And we wait for ourselves to grow from childhood to maturity. We wait for those inner voices that tell us when we are ready for the next step. We wait for graduation, for our first job, our first promotion. We wait for success and recognition. We wait to grow up, to reach the stage where we make our own decisions.

We cannot remove this waiting from our lives. It is part of the tapestry of living, the fabric in which the threads are woven that tells the story of our lives.

Yet current philosophies would have us forget the need to wait. “Grab all the gusto you can get.” So reads one of America’s great beer advertisements: Get it now. Instant transcendence. Don’t wait for anything. Life is short. Eat, drink and be merry because tomorrow you’ll die. And so they rationalize us into accepting unlicensed and irresponsible freedom, premarital sex and extra-marital affairs. They warn against attachment and commitment, against expecting anything of anybody, or allowing them to expect anything of us. They warn us against vows and promises, against duty and responsibility, against dropping any anchors in the currents of our life that will cause us to hold and wait.

This may be the correct prescription for pleasure, but even that is fleeting and doubtful. What was it Shakespeare said about the mad pursuit of pleasure? “Past reason hunted, and once had, past reason hated. ” No, if we wish to be real human beings, spirit as well as flesh, soul as well as heart, we have to learn to wait. For if we never learn to wait, we’ll never learn to love someone other than ourselves.

For, most of all, waiting means waiting for someone else. It is a mystery, brushing by our face everyday like a stray wind or a leaf falling from a tree. Anyone who has ever loved knows how much waiting goes into it, how much waiting is important for love to grow, to flourish through a lifetime.

Why is this? Why can’t we have right now what we so desperately want and need? Why must we wait – two years, three years, five years – and seemingly waste so much time? You might as well ask why a tree should take so long to bear fruit, the seed to flower, or for carbon to change into diamond.

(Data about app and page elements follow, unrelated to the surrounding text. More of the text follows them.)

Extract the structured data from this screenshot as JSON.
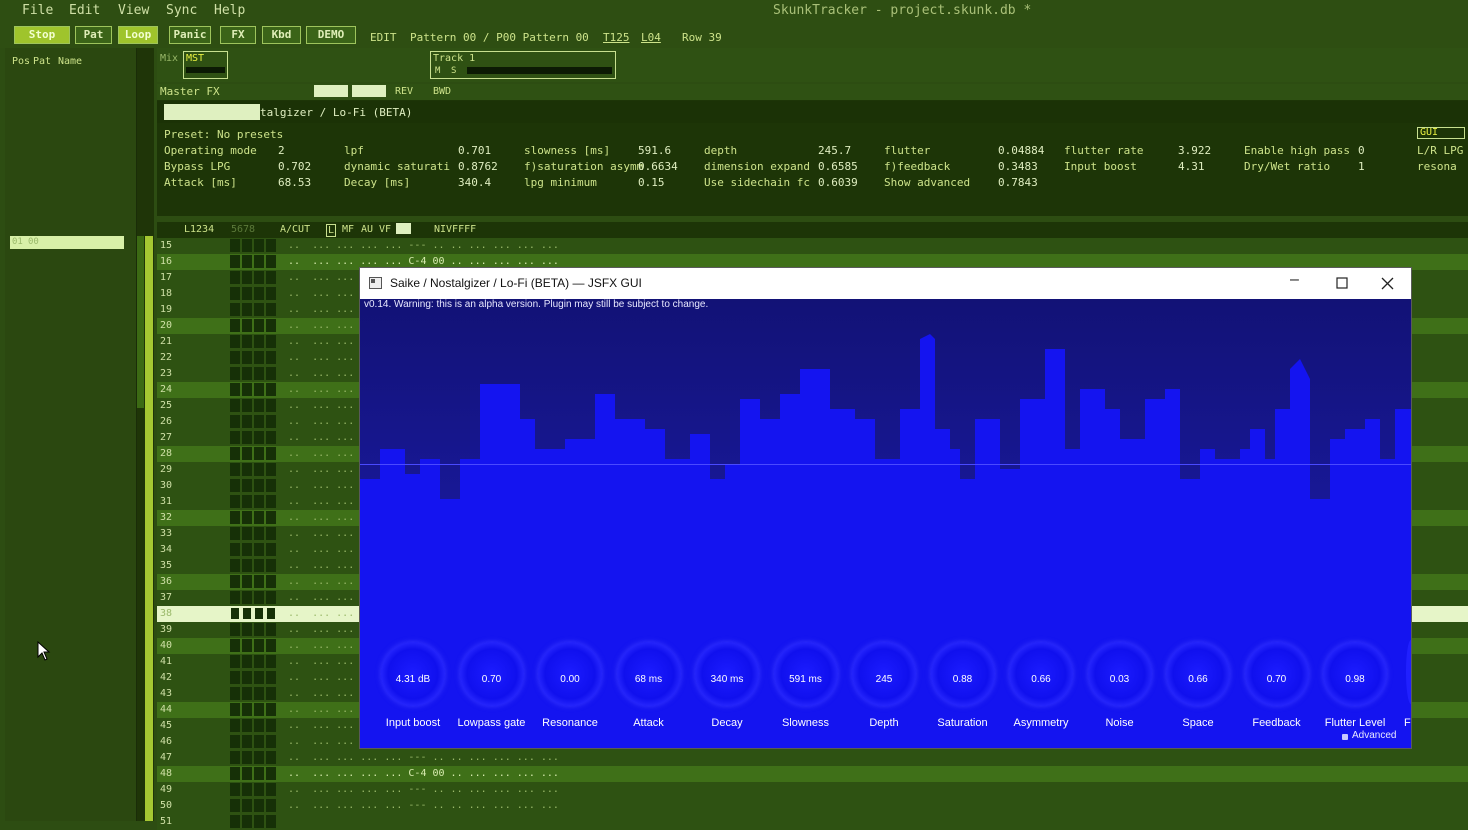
{
  "menu": [
    "File",
    "Edit",
    "View",
    "Sync",
    "Help"
  ],
  "window_title": "SkunkTracker - project.skunk.db *",
  "toolbar": {
    "stop": "Stop",
    "pat": "Pat",
    "loop": "Loop",
    "panic": "Panic",
    "fx": "FX",
    "kbd": "Kbd",
    "demo": "DEMO",
    "mode": "EDIT",
    "pattern": "Pattern 00 / P00 Pattern 00",
    "tempo": "T125",
    "length": "L04",
    "row": "Row 39"
  },
  "patlist": {
    "headers": [
      "Pos",
      "Pat",
      "Name"
    ],
    "entry_pos": "01",
    "entry_pat": "00"
  },
  "mixer": {
    "mix": "Mix",
    "mst": "MST",
    "track_name": "Track 1",
    "mute": "M",
    "solo": "S"
  },
  "masterfx": {
    "label": "Master FX",
    "rev": "REV",
    "bwd": "BWD",
    "plugin_name": "talgizer / Lo-Fi (BETA)",
    "preset": "Preset: No presets",
    "gui": "GUI",
    "params": [
      [
        "Operating mode",
        "2"
      ],
      [
        "Bypass LPG",
        "0.702"
      ],
      [
        "Attack [ms]",
        "68.53"
      ],
      [
        "lpf",
        "0.701"
      ],
      [
        "dynamic saturati",
        "0.8762"
      ],
      [
        "Decay [ms]",
        "340.4"
      ],
      [
        "slowness [ms]",
        "591.6"
      ],
      [
        "f)saturation asymm",
        "0.6634"
      ],
      [
        "lpg minimum",
        "0.15"
      ],
      [
        "depth",
        "245.7"
      ],
      [
        "dimension expand",
        "0.6585"
      ],
      [
        "Use sidechain fc",
        "0.6039"
      ],
      [
        "flutter",
        "0.04884"
      ],
      [
        "f)feedback",
        "0.3483"
      ],
      [
        "Show advanced",
        "0.7843"
      ],
      [
        "flutter rate",
        "3.922"
      ],
      [
        "Input boost",
        "4.31"
      ],
      [
        "Enable high pass",
        "0"
      ],
      [
        "Dry/Wet ratio",
        "1"
      ],
      [
        "L/R LPG",
        ""
      ],
      [
        "resona",
        ""
      ]
    ]
  },
  "grid": {
    "header": {
      "tracks": "L1234",
      "cols": "5678",
      "acut": "A/CUT",
      "l": "L",
      "mf": "MF",
      "au": "AU",
      "vf": "VF",
      "nivffff": "NIVFFFF"
    },
    "rows": [
      {
        "n": "15",
        "t": "..  ... ... ... ... --- .. .. ... ... ... ..."
      },
      {
        "n": "16",
        "t": "..  ... ... ... ... C-4 00 .. ... ... ... ..."
      },
      {
        "n": "17",
        "t": "..  ... ..."
      },
      {
        "n": "18",
        "t": "..  ... ..."
      },
      {
        "n": "19",
        "t": "..  ... ..."
      },
      {
        "n": "20",
        "t": "..  ... ..."
      },
      {
        "n": "21",
        "t": "..  ... ..."
      },
      {
        "n": "22",
        "t": "..  ... ..."
      },
      {
        "n": "23",
        "t": "..  ... ..."
      },
      {
        "n": "24",
        "t": "..  ... ..."
      },
      {
        "n": "25",
        "t": "..  ... ..."
      },
      {
        "n": "26",
        "t": "..  ... ..."
      },
      {
        "n": "27",
        "t": "..  ... ..."
      },
      {
        "n": "28",
        "t": "..  ... ..."
      },
      {
        "n": "29",
        "t": "..  ... ..."
      },
      {
        "n": "30",
        "t": "..  ... ..."
      },
      {
        "n": "31",
        "t": "..  ... ..."
      },
      {
        "n": "32",
        "t": "..  ... ..."
      },
      {
        "n": "33",
        "t": "..  ... ..."
      },
      {
        "n": "34",
        "t": "..  ... ..."
      },
      {
        "n": "35",
        "t": "..  ... ..."
      },
      {
        "n": "36",
        "t": "..  ... ..."
      },
      {
        "n": "37",
        "t": "..  ... ..."
      },
      {
        "n": "38",
        "t": "..  ... ..."
      },
      {
        "n": "39",
        "t": "..  ... ..."
      },
      {
        "n": "40",
        "t": "..  ... ..."
      },
      {
        "n": "41",
        "t": "..  ... ..."
      },
      {
        "n": "42",
        "t": "..  ... ..."
      },
      {
        "n": "43",
        "t": "..  ... ..."
      },
      {
        "n": "44",
        "t": "..  ... ..."
      },
      {
        "n": "45",
        "t": "..  ... ..."
      },
      {
        "n": "46",
        "t": "..  ... ..."
      },
      {
        "n": "47",
        "t": "..  ... ... ... ... --- .. .. ... ... ... ..."
      },
      {
        "n": "48",
        "t": "..  ... ... ... ... C-4 00 .. ... ... ... ..."
      },
      {
        "n": "49",
        "t": "..  ... ... ... ... --- .. .. ... ... ... ..."
      },
      {
        "n": "50",
        "t": "..  ... ... ... ... --- .. .. ... ... ... ..."
      },
      {
        "n": "51",
        "t": ""
      }
    ]
  },
  "plugin": {
    "title": "Saike / Nostalgizer / Lo-Fi (BETA) — JSFX GUI",
    "warning": "v0.14. Warning: this is an alpha version. Plugin may still be subject to change.",
    "knobs": [
      {
        "value": "4.31 dB",
        "label": "Input boost"
      },
      {
        "value": "0.70",
        "label": "Lowpass gate"
      },
      {
        "value": "0.00",
        "label": "Resonance"
      },
      {
        "value": "68 ms",
        "label": "Attack"
      },
      {
        "value": "340 ms",
        "label": "Decay"
      },
      {
        "value": "591 ms",
        "label": "Slowness"
      },
      {
        "value": "245",
        "label": "Depth"
      },
      {
        "value": "0.88",
        "label": "Saturation"
      },
      {
        "value": "0.66",
        "label": "Asymmetry"
      },
      {
        "value": "0.03",
        "label": "Noise"
      },
      {
        "value": "0.66",
        "label": "Space"
      },
      {
        "value": "0.70",
        "label": "Feedback"
      },
      {
        "value": "0.98",
        "label": "Flutter Level"
      }
    ],
    "advanced": "Advanced"
  }
}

There is no simple answer, no more than there is to life’s other demands – having to say goodbye to someone you love because either you or they have already made other commitments, or because they have to grow and find the meaning of their own lives; having yourself to leave home and loved ones to find your own path. Good byes, like waiting, are also sacraments of our lives.

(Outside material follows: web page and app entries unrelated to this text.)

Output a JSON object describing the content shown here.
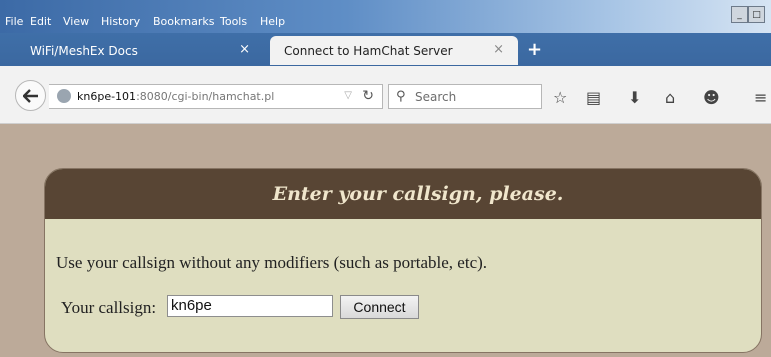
{
  "menu": [
    {
      "label": "File"
    },
    {
      "label": "Edit"
    },
    {
      "label": "View"
    },
    {
      "label": "History"
    },
    {
      "label": "Bookmarks"
    },
    {
      "label": "Tools"
    },
    {
      "label": "Help"
    }
  ],
  "window_buttons": {
    "minimize": "_",
    "maximize": "□"
  },
  "tabs": [
    {
      "title": "WiFi/MeshEx Docs",
      "close": "×"
    },
    {
      "title": "Connect to HamChat Server",
      "close": "×"
    }
  ],
  "new_tab": "+",
  "nav": {
    "url_host": "kn6pe-101",
    "url_rest": ":8080/cgi-bin/hamchat.pl",
    "search_placeholder": "Search"
  },
  "icons": {
    "back": "back-arrow-icon",
    "globe": "globe-icon",
    "dropdown": "dropdown-arrow-icon",
    "reload": "reload-icon",
    "search": "search-icon",
    "bookmark": "star-icon",
    "reading": "reading-list-icon",
    "download": "download-icon",
    "home": "home-icon",
    "chat": "chat-icon",
    "menu": "hamburger-menu-icon"
  },
  "page": {
    "title": "Enter your callsign, please.",
    "instructions": "Use your callsign without any modifiers (such as portable, etc).",
    "callsign_label": "Your callsign:",
    "callsign_value": "kn6pe",
    "connect_label": "Connect"
  },
  "colors": {
    "panel_header": "#584534",
    "panel_body": "#dfdec0",
    "page_bg": "#bcaa99",
    "title_text": "#f0e6cc"
  }
}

All we know is that growth – the budding, the flowering of love – needs patient waiting. We have to give each other time to grow. There is no way we can make someone else truly love us or we them, except through time. So we give each other that mysterious gift of waiting, of being present without making demands or asking rewards. There is nothing harder to do than this. It truly tests the depth and sincerity of our love. But there is life in the gift we give.

So lovers wait for each other until they can see things the same way or let each other freely see things in quite different ways. There are times when lovers hurt each other and cannot regain the balance and intimacy of the way they were. They have to wait – in silence – but still present to each other until the pain subsides to an ache, and then only a memory and the threads of tapestry can be woven together again in a single love story. What do we lose when we refuse to wait? When we try to find short cuts through life? When we try to incubate love and rush blindly and foolishly into a commitment we are neither mature nor responsible enough to assume? We lose the hope of ever truly loving or of being loved. Think of all the great love stories of history and literature. Isn’t it of their very essence that they are filled with this strange but common mystery, that waiting is part of the substance, the basic fabric, against which the story of that true love is written ?

How can we ever find either life or true love if we are too impatient to wait for it?

Fr. James Donelan, S. J.

Written by MattAndJojang

September 3, 2008 at 6:34 pm